Reginald Leon Green, in the chapter “Theories and Approaches to School Leadership,” in his book “Practicing the Art of Leadership,” discusses approaches and techniques modern educational leaders must possess to be successful. According to the author, educational leaders of the 21st century must be concerned with both achieving their goals and creating an inspiring environment for every stakeholder, which ensures their commitment and exceptional performance. Information about different leadership styles and approaches, as well as Green’s perspective on the educational leaders’ responsibilities in the 21st century, constitute a valuable insight for all instructional professionals willing to learn and make progress.
Green believes that the 21st-century demands a new approach to school leadership, which implies that modern educational leaders must adhere to the principles of fair process, accountability, students achievement enhancement, and relationship building. Green writes that every educational leader must be a lead learner that inspires others to follow their standards of excellence. Being a school leader implies acting as a visionary that can motivate people around them and establish a community beyond the school corridors that would be devoted to achieving the objectives set by the leader. Instructional leaders are expected to be aware of all curriculum aspects and be ready to improve them. Leaders must be good managers able to successfully and efficiently allocate resources and maintain excellent communication with every stakeholder. Green provides an exemplary approach to modern educational leadership, which can be used by both aspiring and experienced leaders to understand the current trends and advance their skills in becoming better professionals.
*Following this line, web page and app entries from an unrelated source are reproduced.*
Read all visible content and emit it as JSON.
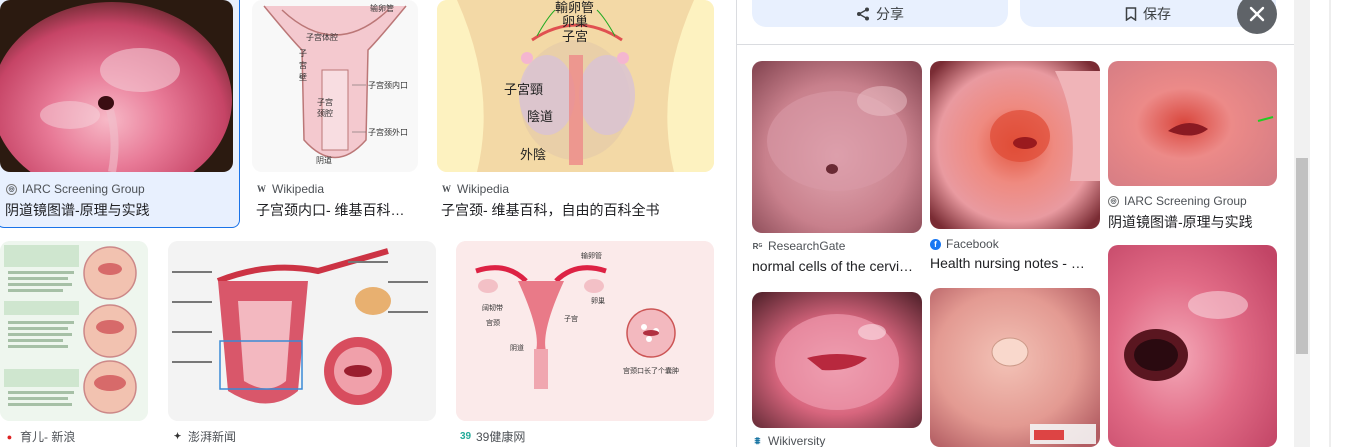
{
  "results": [
    {
      "source": "IARC Screening Group",
      "title": "阴道镜图谱-原理与实践",
      "source_icon": "globe-icon"
    },
    {
      "source": "Wikipedia",
      "title": "子宫颈内口- 维基百科…",
      "source_icon": "wikipedia-icon",
      "labels": [
        "输卵管",
        "子宫体腔",
        "子",
        "宫",
        "壁",
        "子宫颈内口",
        "子",
        "宫",
        "颈",
        "腔",
        "子宫颈外口",
        "阴道"
      ]
    },
    {
      "source": "Wikipedia",
      "title": "子宫颈- 维基百科，自由的百科全书",
      "source_icon": "wikipedia-icon",
      "labels": [
        "輸卵管",
        "卵巢",
        "子宮",
        "子宮頸",
        "陰道",
        "外陰"
      ]
    },
    {
      "source": "育儿- 新浪",
      "title": "",
      "source_icon": "sina-icon"
    },
    {
      "source": "澎湃新闻",
      "title": "",
      "source_icon": "thepaper-icon"
    },
    {
      "source": "39健康网",
      "title": "",
      "source_icon": "39-icon",
      "labels": [
        "输卵管",
        "卵巢",
        "阔韧带",
        "宫颈",
        "阴道",
        "子宫",
        "宫颈口长了个囊肿"
      ]
    }
  ],
  "panel": {
    "share_label": "分享",
    "save_label": "保存",
    "related": [
      {
        "source": "ResearchGate",
        "title": "normal cells of the cervi…",
        "source_icon": "researchgate-icon"
      },
      {
        "source": "Facebook",
        "title": "Health nursing notes - …",
        "source_icon": "facebook-icon"
      },
      {
        "source": "IARC Screening Group",
        "title": "阴道镜图谱-原理与实践",
        "source_icon": "globe-icon"
      },
      {
        "source": "Wikiversity",
        "title": "",
        "source_icon": "wikiversity-icon"
      }
    ]
  },
  "colors": {
    "accent": "#1a73e8",
    "panel_button": "#e8f0fe",
    "close_bg": "#5f6368"
  }
}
Green provides four dimensions of leadership that can increase the efficiency of educational leaders, these include understanding self and others, understanding the complexity of organizational life, building bridges through relationships, and engaging in leadership best practices. The first one means that leaders must understand both themselves and others, which can be achieved through self-assessment of their beliefs and values. The second one implies that to be effective, leaders must be aware of the principles and culture of their organization (Green, 2017). The third dimension refers to leaders being required to develop strong, positive relationships with their followers to ensure their commitment to the desired outcome. The fourth one identifies the use of data-driven and research-based practices as the primary solution for instructional leadership. Thus, these dimensions form a reliable framework for leaders who aspire to enhance their performance and establish a well-functioning organizational system.
Green goes in-depth into a variety of leadership styles, but it is crucial to understand that none of them should be used exclusively since they all have different purposes. For example, servant, transformational, and transactional types of leadership can be employed collectively as one strategy to achieve the desired results. First, by adhering to servant leadership principles, an individual can foster a good relationship with colleagues and community members. Then, having established themselves as trustworthy person, the leader can implement new ideas into the existing system by following the transformational leadership rules. Transactional leadership provides the followers with a material motivation for their performance, “contingent reward of transactional leadership has a positive significant effect on project success” (Aga, 2016, p. 524). Principles of this type of leadership will help the leader to create win-win situations, which are especially important during the challenging time of change. Thus, by embracing different leadership styles, leaders can facilitate the processes that are crucial to adjusting to the 21st-century environment.
Other noteworthy approaches outlined in the chapter include distributive and synergistic leadership, as well as the moral leadership dimensions. The distributive method implies that leadership must be distributed among different team members since it ensures division of responsibilities and better efficiency. This approach correlates with the synergistic one, which states that all stakeholders must share one vision. Both leadership types may be used together since people, working on different tasks, have to always remember the common goal they are trying to attain. The use of these methods is also justified by the moral principles of benefit maximization and equal respect. The first principle states that leaders, when faced with a choice, must make a decision that would benefit the majority. For example, the synergistic approach implies setting one goal for everyone, this can lead to some people’s dissatisfaction, but by applying the benefit maximization principle, the leader can find the proper solution. Relying on the principle of equal respect is essential for every school leader to build a long-lasting relationship with the team members.
Green argues that good educational leaders in the 21st century must be skilled in managerial responsibilities. They have to assess students’ performance and develop plans that introduce changes to the existing instructional programs to improve it. They should maintain communication with all stakeholders to keep them informed and engaged in the organizational processes. Moreover, it is vital for them to be aware of the organization’s finances and to allocate them effectively.
The chapter “Theories and Approaches to School Leadership” in Reginald Leon Green’s book “Practicing the Art of Leadership” contains information on leadership styles and approaches that are extremely relevant for modern school leaders. Green states that modern educational leaders must act as visionaries who can inspire people and motivate them to commit to achieving the desired outcomes. He argues that leaders must also be good managers in order to keep their organization successfully functioning. He discusses a variety of leadership styles, including distributive, transactional, and transformational, that can serve as a foundation for educational leaders in their work.
Aga, D. A. (2016). Transactional leadership and project success: The moderating role of goal clarity. Procedia Computer Science, 100, 517-525. Web.
Green, R. L. (2017). Practicing the art of leadership. Pearson Education.